I don’t even want to think about the nasty foot fungus you could get from there. We politely informed the staff. They clearly could not care less.
If that’s how the main attraction is kept up, I can’t imagine the rooms and lesser viewed facilities.
We were extremely grateful that staying at Chena was out of our budget. From what other guests there said, and online reviews I read afterwards, this place is nearing “dump” status. And nobody seemed to care. The staff was rude or checked out. It’s probably pretty boring up there…but that doesn’t make it okay.
The sad thing is that the setting is so gorgeous that with a major renovation (and new management), Chena Hot Springs could be a world class destination, deserving of the resort title. With significant upgrades, I’d love to return and indulge.
The Bottom Line
Would I stay here overnight? Heck no.
Is it worth a day trip? If you have the time and money, it’s a unique experience. Expect to be gone at least 8-12 hours – so don’t plan any other tours that day.
What should you bring?
- Shower shoes
- Bathing suit
- Disinfecting wet wipes (seriously, that changing room is scary)
- Money, money, money!
I’ve heard that Chena sometimes runs 1/2 price room specials, in which case, it could be worth it to stay overnight. As I’ve stated before, going out on aurora tours or trying to chase the aurora yourself at night, gets exhausting. It would’ve been lovely to just be woken up when it was shining overhead.

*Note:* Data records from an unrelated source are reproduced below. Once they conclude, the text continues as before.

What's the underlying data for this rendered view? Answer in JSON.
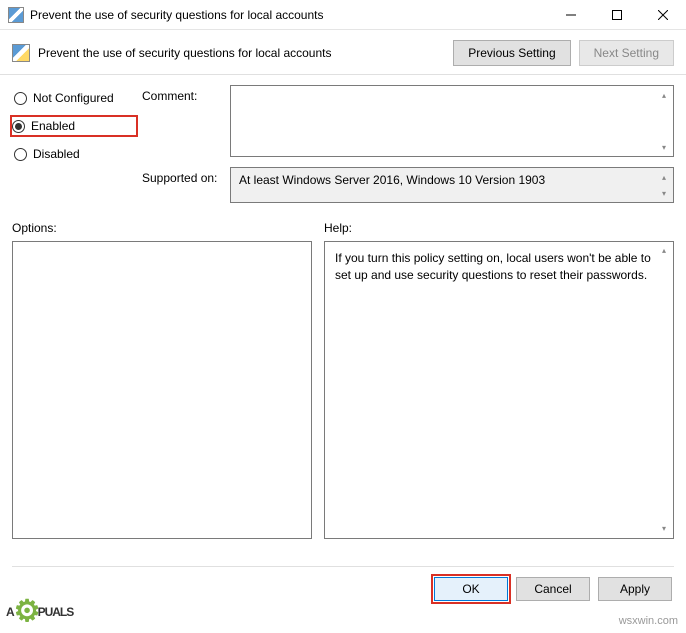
{
  "titlebar": {
    "title": "Prevent the use of security questions for local accounts"
  },
  "header": {
    "title": "Prevent the use of security questions for local accounts",
    "prev_label": "Previous Setting",
    "next_label": "Next Setting"
  },
  "radios": {
    "not_configured": "Not Configured",
    "enabled": "Enabled",
    "disabled": "Disabled"
  },
  "fields": {
    "comment_label": "Comment:",
    "supported_label": "Supported on:",
    "supported_value": "At least Windows Server 2016, Windows 10 Version 1903"
  },
  "sections": {
    "options_label": "Options:",
    "help_label": "Help:",
    "help_text": "If you turn this policy setting on, local users won't be able to set up and use security questions to reset their passwords."
  },
  "footer": {
    "ok": "OK",
    "cancel": "Cancel",
    "apply": "Apply"
  },
  "watermarks": {
    "left_prefix": "A",
    "left_suffix": "PUALS",
    "right": "wsxwin.com"
  }
}
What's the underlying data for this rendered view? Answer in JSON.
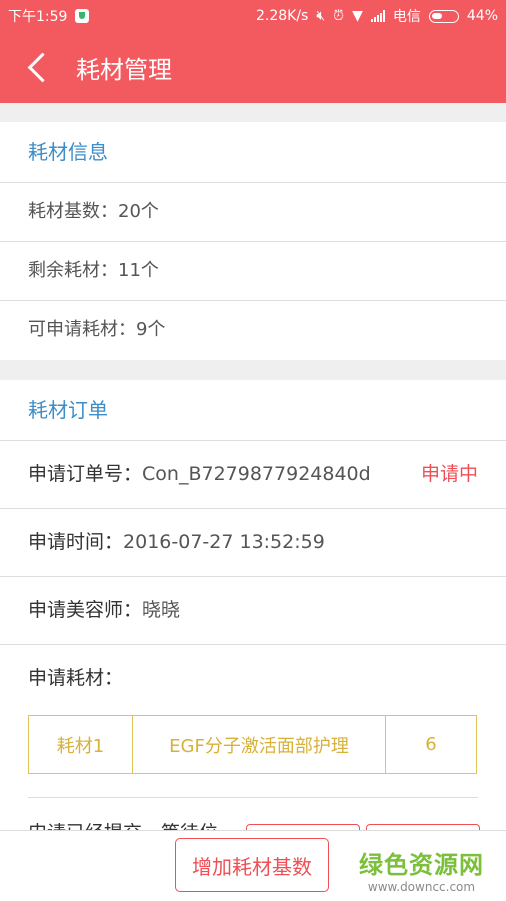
{
  "status_bar": {
    "time": "下午1:59",
    "speed": "2.28K/s",
    "carrier": "电信",
    "battery": "44%",
    "battery_level": 0.44
  },
  "header": {
    "title": "耗材管理"
  },
  "info_section": {
    "heading": "耗材信息",
    "rows": [
      "耗材基数：20个",
      "剩余耗材：11个",
      "可申请耗材：9个"
    ]
  },
  "order_section": {
    "heading": "耗材订单",
    "order_no_label": "申请订单号：",
    "order_no": "Con_B7279877924840d",
    "status": "申请中",
    "time_label": "申请时间：",
    "time": "2016-07-27 13:52:59",
    "beautician_label": "申请美容师：",
    "beautician": "晓晓",
    "materials_label": "申请耗材：",
    "materials": [
      {
        "name": "耗材1",
        "desc": "EGF分子激活面部护理",
        "qty": "6"
      }
    ],
    "partial_text": "申请已经提交，等待位"
  },
  "bottom": {
    "add_button": "增加耗材基数",
    "watermark_title": "绿色资源网",
    "watermark_url": "www.downcc.com"
  },
  "colors": {
    "primary": "#f35a5f",
    "accent_blue": "#3c8dc8",
    "gold": "#d8b13a"
  }
}
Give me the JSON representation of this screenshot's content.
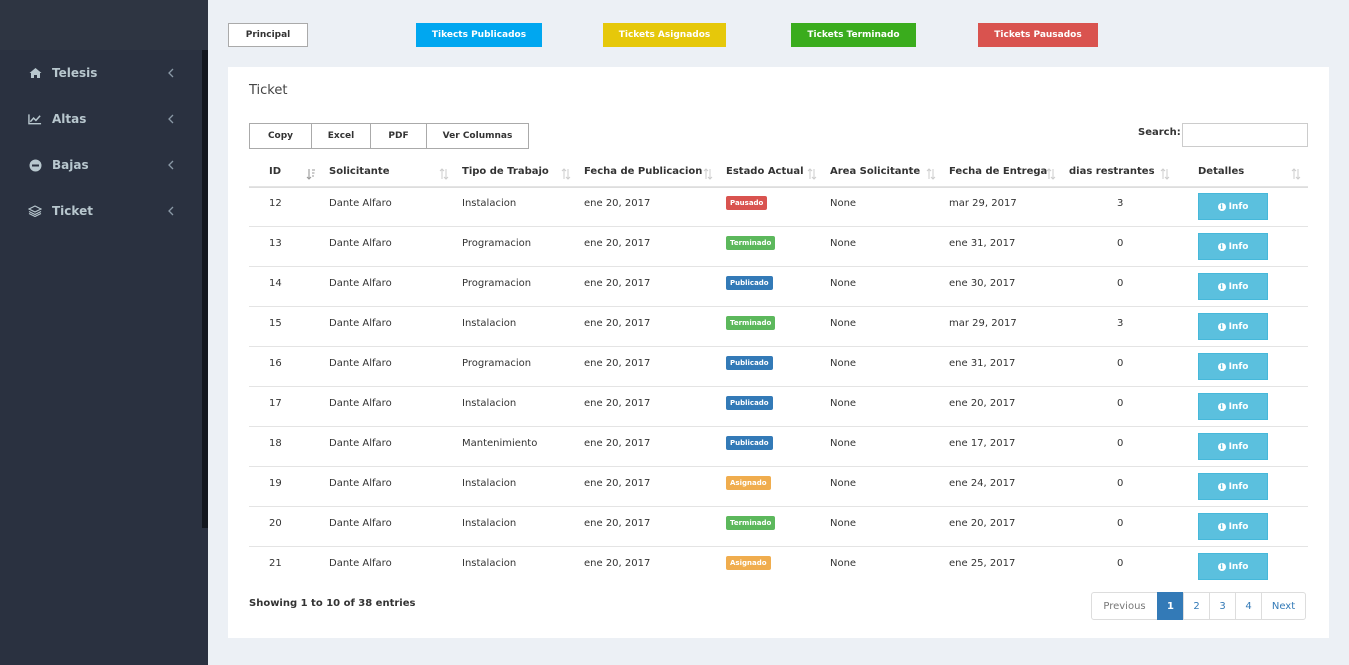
{
  "sidebar": {
    "items": [
      {
        "label": "Telesis",
        "icon": "home-icon"
      },
      {
        "label": "Altas",
        "icon": "line-chart-icon"
      },
      {
        "label": "Bajas",
        "icon": "minus-circle-icon"
      },
      {
        "label": "Ticket",
        "icon": "layers-icon"
      }
    ]
  },
  "topbar": {
    "principal": "Principal",
    "publicados": "Tikects Publicados",
    "asignados": "Tickets Asignados",
    "terminado": "Tickets Terminado",
    "pausados": "Tickets Pausados"
  },
  "colors": {
    "publicados": "#00a7f0",
    "asignados": "#e6c80a",
    "terminado": "#3aac1d",
    "pausados": "#d9534f",
    "badge_pausado": "#d9534f",
    "badge_terminado": "#5cb85c",
    "badge_publicado": "#337ab7",
    "badge_asignado": "#f0ad4e"
  },
  "card": {
    "title": "Ticket",
    "export_buttons": [
      "Copy",
      "Excel",
      "PDF",
      "Ver Columnas"
    ],
    "search_label": "Search:",
    "search_value": ""
  },
  "table": {
    "columns": [
      "ID",
      "Solicitante",
      "Tipo de Trabajo",
      "Fecha de Publicacion",
      "Estado Actual",
      "Area Solicitante",
      "Fecha de Entrega",
      "dias restrantes",
      "Detalles"
    ],
    "info_label": "Info",
    "rows": [
      {
        "id": "12",
        "solicitante": "Dante Alfaro",
        "tipo": "Instalacion",
        "publicacion": "ene 20, 2017",
        "estado": "Pausado",
        "estado_kind": "pausado",
        "area": "None",
        "entrega": "mar 29, 2017",
        "dias": "3"
      },
      {
        "id": "13",
        "solicitante": "Dante Alfaro",
        "tipo": "Programacion",
        "publicacion": "ene 20, 2017",
        "estado": "Terminado",
        "estado_kind": "terminado",
        "area": "None",
        "entrega": "ene 31, 2017",
        "dias": "0"
      },
      {
        "id": "14",
        "solicitante": "Dante Alfaro",
        "tipo": "Programacion",
        "publicacion": "ene 20, 2017",
        "estado": "Publicado",
        "estado_kind": "publicado",
        "area": "None",
        "entrega": "ene 30, 2017",
        "dias": "0"
      },
      {
        "id": "15",
        "solicitante": "Dante Alfaro",
        "tipo": "Instalacion",
        "publicacion": "ene 20, 2017",
        "estado": "Terminado",
        "estado_kind": "terminado",
        "area": "None",
        "entrega": "mar 29, 2017",
        "dias": "3"
      },
      {
        "id": "16",
        "solicitante": "Dante Alfaro",
        "tipo": "Programacion",
        "publicacion": "ene 20, 2017",
        "estado": "Publicado",
        "estado_kind": "publicado",
        "area": "None",
        "entrega": "ene 31, 2017",
        "dias": "0"
      },
      {
        "id": "17",
        "solicitante": "Dante Alfaro",
        "tipo": "Instalacion",
        "publicacion": "ene 20, 2017",
        "estado": "Publicado",
        "estado_kind": "publicado",
        "area": "None",
        "entrega": "ene 20, 2017",
        "dias": "0"
      },
      {
        "id": "18",
        "solicitante": "Dante Alfaro",
        "tipo": "Mantenimiento",
        "publicacion": "ene 20, 2017",
        "estado": "Publicado",
        "estado_kind": "publicado",
        "area": "None",
        "entrega": "ene 17, 2017",
        "dias": "0"
      },
      {
        "id": "19",
        "solicitante": "Dante Alfaro",
        "tipo": "Instalacion",
        "publicacion": "ene 20, 2017",
        "estado": "Asignado",
        "estado_kind": "asignado",
        "area": "None",
        "entrega": "ene 24, 2017",
        "dias": "0"
      },
      {
        "id": "20",
        "solicitante": "Dante Alfaro",
        "tipo": "Instalacion",
        "publicacion": "ene 20, 2017",
        "estado": "Terminado",
        "estado_kind": "terminado",
        "area": "None",
        "entrega": "ene 20, 2017",
        "dias": "0"
      },
      {
        "id": "21",
        "solicitante": "Dante Alfaro",
        "tipo": "Instalacion",
        "publicacion": "ene 20, 2017",
        "estado": "Asignado",
        "estado_kind": "asignado",
        "area": "None",
        "entrega": "ene 25, 2017",
        "dias": "0"
      }
    ]
  },
  "footer": {
    "showing": "Showing 1 to 10 of 38 entries",
    "pagination": {
      "previous": "Previous",
      "pages": [
        "1",
        "2",
        "3",
        "4"
      ],
      "next": "Next",
      "current": "1"
    }
  }
}
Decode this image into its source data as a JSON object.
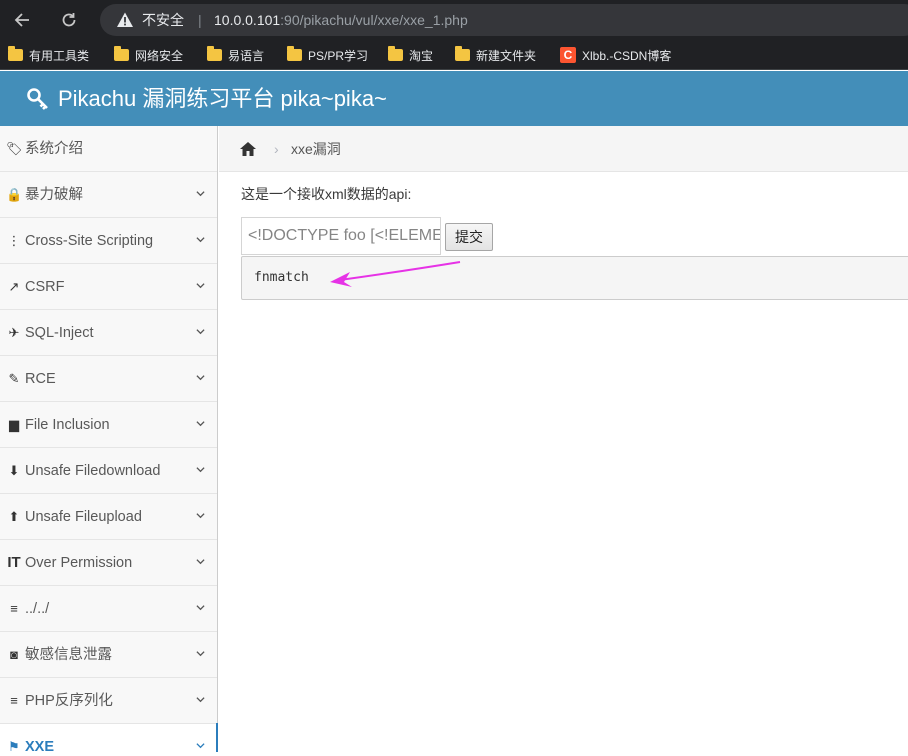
{
  "browser": {
    "security_label": "不安全",
    "separator": "|",
    "url_host": "10.0.0.101",
    "url_path": ":90/pikachu/vul/xxe/xxe_1.php"
  },
  "bookmarks": [
    {
      "label": "有用工具类",
      "icon": "folder-icon"
    },
    {
      "label": "网络安全",
      "icon": "folder-icon"
    },
    {
      "label": "易语言",
      "icon": "folder-icon"
    },
    {
      "label": "PS/PR学习",
      "icon": "folder-icon"
    },
    {
      "label": "淘宝",
      "icon": "folder-icon"
    },
    {
      "label": "新建文件夹",
      "icon": "folder-icon"
    },
    {
      "label": "Xlbb.-CSDN博客",
      "icon": "csdn-icon",
      "logo_letter": "C"
    }
  ],
  "header": {
    "title": "Pikachu 漏洞练习平台 pika~pika~",
    "icon": "key-icon"
  },
  "sidebar": {
    "items": [
      {
        "label": "系统介绍",
        "icon": "tags-icon",
        "glyph": "🏷"
      },
      {
        "label": "暴力破解",
        "icon": "lock-icon",
        "glyph": "🔒"
      },
      {
        "label": "Cross-Site Scripting",
        "icon": "indent-icon",
        "glyph": "⋮"
      },
      {
        "label": "CSRF",
        "icon": "share-icon",
        "glyph": "↗"
      },
      {
        "label": "SQL-Inject",
        "icon": "plane-icon",
        "glyph": "✈"
      },
      {
        "label": "RCE",
        "icon": "pencil-icon",
        "glyph": "✎"
      },
      {
        "label": "File Inclusion",
        "icon": "file-icon",
        "glyph": "▆"
      },
      {
        "label": "Unsafe Filedownload",
        "icon": "download-icon",
        "glyph": "⬇"
      },
      {
        "label": "Unsafe Fileupload",
        "icon": "upload-icon",
        "glyph": "⬆"
      },
      {
        "label": "Over Permission",
        "icon": "text-height-icon",
        "glyph": "IT"
      },
      {
        "label": "../../",
        "icon": "align-left-icon",
        "glyph": "≡"
      },
      {
        "label": "敏感信息泄露",
        "icon": "camera-icon",
        "glyph": "◙"
      },
      {
        "label": "PHP反序列化",
        "icon": "align-left-icon",
        "glyph": "≡"
      },
      {
        "label": "XXE",
        "icon": "flag-icon",
        "glyph": "⚑",
        "active": true
      }
    ]
  },
  "breadcrumb": {
    "separator": "›",
    "current": "xxe漏洞"
  },
  "main": {
    "intro": "这是一个接收xml数据的api:",
    "input_value": "<!DOCTYPE foo [<!ELEMENT",
    "submit_label": "提交",
    "result": "fnmatch"
  },
  "colors": {
    "header_bg": "#438eb9",
    "active_blue": "#2b7dbc",
    "annotation_arrow": "#e632e6"
  }
}
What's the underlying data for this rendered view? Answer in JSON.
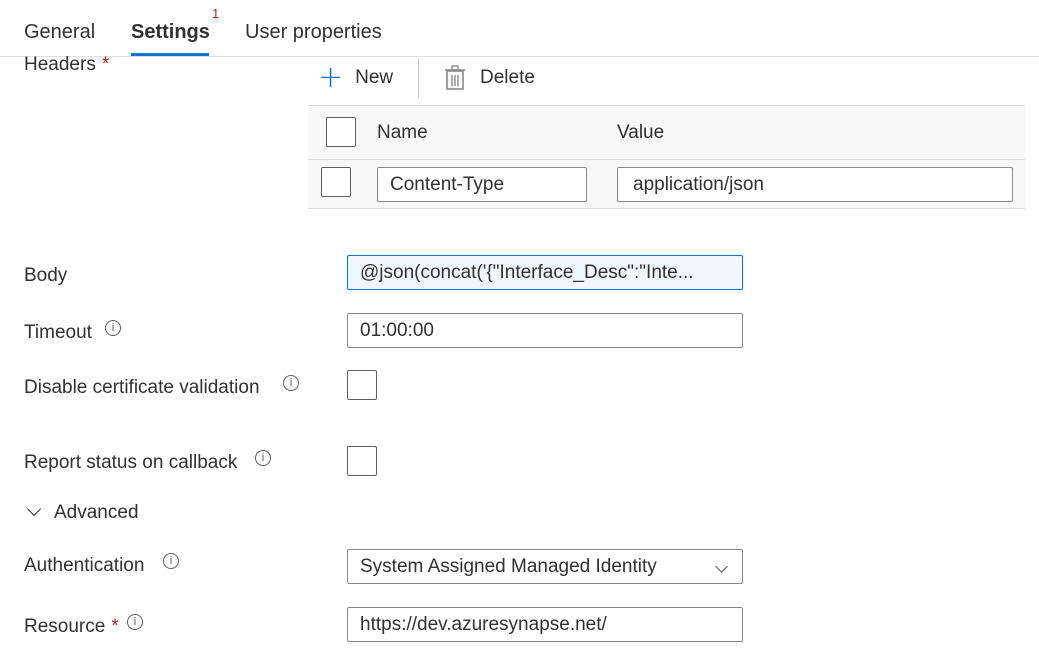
{
  "tabs": [
    {
      "label": "General"
    },
    {
      "label": "Settings",
      "badge": "1"
    },
    {
      "label": "User properties"
    }
  ],
  "headers": {
    "label": "Headers",
    "required_mark": "*",
    "toolbar": {
      "new_label": "New",
      "delete_label": "Delete"
    },
    "columns": {
      "name": "Name",
      "value": "Value"
    },
    "rows": [
      {
        "name": "Content-Type",
        "value": "application/json"
      }
    ]
  },
  "body": {
    "label": "Body",
    "value": "@json(concat('{\"Interface_Desc\":\"Inte..."
  },
  "timeout": {
    "label": "Timeout",
    "value": "01:00:00"
  },
  "disable_cert": {
    "label": "Disable certificate validation"
  },
  "report_status": {
    "label": "Report status on callback"
  },
  "advanced": {
    "label": "Advanced"
  },
  "authentication": {
    "label": "Authentication",
    "value": "System Assigned Managed Identity"
  },
  "resource": {
    "label": "Resource",
    "required_mark": "*",
    "value": "https://dev.azuresynapse.net/"
  },
  "icons": {
    "info": "info-icon",
    "add": "plus-icon",
    "delete": "trash-icon",
    "dropdown": "chevron-down-icon",
    "collapse": "chevron-down-icon"
  },
  "colors": {
    "accent": "#0078d4",
    "required": "#a4262c"
  }
}
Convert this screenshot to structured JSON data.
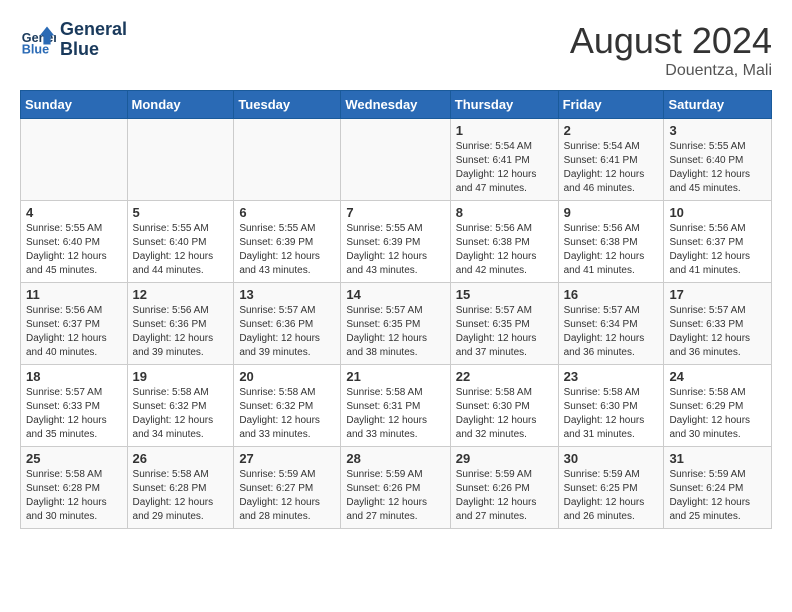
{
  "header": {
    "title": "August 2024",
    "location": "Douentza, Mali",
    "logo_line1": "General",
    "logo_line2": "Blue"
  },
  "days_of_week": [
    "Sunday",
    "Monday",
    "Tuesday",
    "Wednesday",
    "Thursday",
    "Friday",
    "Saturday"
  ],
  "weeks": [
    [
      {
        "day": "",
        "info": ""
      },
      {
        "day": "",
        "info": ""
      },
      {
        "day": "",
        "info": ""
      },
      {
        "day": "",
        "info": ""
      },
      {
        "day": "1",
        "info": "Sunrise: 5:54 AM\nSunset: 6:41 PM\nDaylight: 12 hours\nand 47 minutes."
      },
      {
        "day": "2",
        "info": "Sunrise: 5:54 AM\nSunset: 6:41 PM\nDaylight: 12 hours\nand 46 minutes."
      },
      {
        "day": "3",
        "info": "Sunrise: 5:55 AM\nSunset: 6:40 PM\nDaylight: 12 hours\nand 45 minutes."
      }
    ],
    [
      {
        "day": "4",
        "info": "Sunrise: 5:55 AM\nSunset: 6:40 PM\nDaylight: 12 hours\nand 45 minutes."
      },
      {
        "day": "5",
        "info": "Sunrise: 5:55 AM\nSunset: 6:40 PM\nDaylight: 12 hours\nand 44 minutes."
      },
      {
        "day": "6",
        "info": "Sunrise: 5:55 AM\nSunset: 6:39 PM\nDaylight: 12 hours\nand 43 minutes."
      },
      {
        "day": "7",
        "info": "Sunrise: 5:55 AM\nSunset: 6:39 PM\nDaylight: 12 hours\nand 43 minutes."
      },
      {
        "day": "8",
        "info": "Sunrise: 5:56 AM\nSunset: 6:38 PM\nDaylight: 12 hours\nand 42 minutes."
      },
      {
        "day": "9",
        "info": "Sunrise: 5:56 AM\nSunset: 6:38 PM\nDaylight: 12 hours\nand 41 minutes."
      },
      {
        "day": "10",
        "info": "Sunrise: 5:56 AM\nSunset: 6:37 PM\nDaylight: 12 hours\nand 41 minutes."
      }
    ],
    [
      {
        "day": "11",
        "info": "Sunrise: 5:56 AM\nSunset: 6:37 PM\nDaylight: 12 hours\nand 40 minutes."
      },
      {
        "day": "12",
        "info": "Sunrise: 5:56 AM\nSunset: 6:36 PM\nDaylight: 12 hours\nand 39 minutes."
      },
      {
        "day": "13",
        "info": "Sunrise: 5:57 AM\nSunset: 6:36 PM\nDaylight: 12 hours\nand 39 minutes."
      },
      {
        "day": "14",
        "info": "Sunrise: 5:57 AM\nSunset: 6:35 PM\nDaylight: 12 hours\nand 38 minutes."
      },
      {
        "day": "15",
        "info": "Sunrise: 5:57 AM\nSunset: 6:35 PM\nDaylight: 12 hours\nand 37 minutes."
      },
      {
        "day": "16",
        "info": "Sunrise: 5:57 AM\nSunset: 6:34 PM\nDaylight: 12 hours\nand 36 minutes."
      },
      {
        "day": "17",
        "info": "Sunrise: 5:57 AM\nSunset: 6:33 PM\nDaylight: 12 hours\nand 36 minutes."
      }
    ],
    [
      {
        "day": "18",
        "info": "Sunrise: 5:57 AM\nSunset: 6:33 PM\nDaylight: 12 hours\nand 35 minutes."
      },
      {
        "day": "19",
        "info": "Sunrise: 5:58 AM\nSunset: 6:32 PM\nDaylight: 12 hours\nand 34 minutes."
      },
      {
        "day": "20",
        "info": "Sunrise: 5:58 AM\nSunset: 6:32 PM\nDaylight: 12 hours\nand 33 minutes."
      },
      {
        "day": "21",
        "info": "Sunrise: 5:58 AM\nSunset: 6:31 PM\nDaylight: 12 hours\nand 33 minutes."
      },
      {
        "day": "22",
        "info": "Sunrise: 5:58 AM\nSunset: 6:30 PM\nDaylight: 12 hours\nand 32 minutes."
      },
      {
        "day": "23",
        "info": "Sunrise: 5:58 AM\nSunset: 6:30 PM\nDaylight: 12 hours\nand 31 minutes."
      },
      {
        "day": "24",
        "info": "Sunrise: 5:58 AM\nSunset: 6:29 PM\nDaylight: 12 hours\nand 30 minutes."
      }
    ],
    [
      {
        "day": "25",
        "info": "Sunrise: 5:58 AM\nSunset: 6:28 PM\nDaylight: 12 hours\nand 30 minutes."
      },
      {
        "day": "26",
        "info": "Sunrise: 5:58 AM\nSunset: 6:28 PM\nDaylight: 12 hours\nand 29 minutes."
      },
      {
        "day": "27",
        "info": "Sunrise: 5:59 AM\nSunset: 6:27 PM\nDaylight: 12 hours\nand 28 minutes."
      },
      {
        "day": "28",
        "info": "Sunrise: 5:59 AM\nSunset: 6:26 PM\nDaylight: 12 hours\nand 27 minutes."
      },
      {
        "day": "29",
        "info": "Sunrise: 5:59 AM\nSunset: 6:26 PM\nDaylight: 12 hours\nand 27 minutes."
      },
      {
        "day": "30",
        "info": "Sunrise: 5:59 AM\nSunset: 6:25 PM\nDaylight: 12 hours\nand 26 minutes."
      },
      {
        "day": "31",
        "info": "Sunrise: 5:59 AM\nSunset: 6:24 PM\nDaylight: 12 hours\nand 25 minutes."
      }
    ]
  ]
}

Have you been to Chena Hot Springs? Did you love it or hate it? Share your experience and photos below!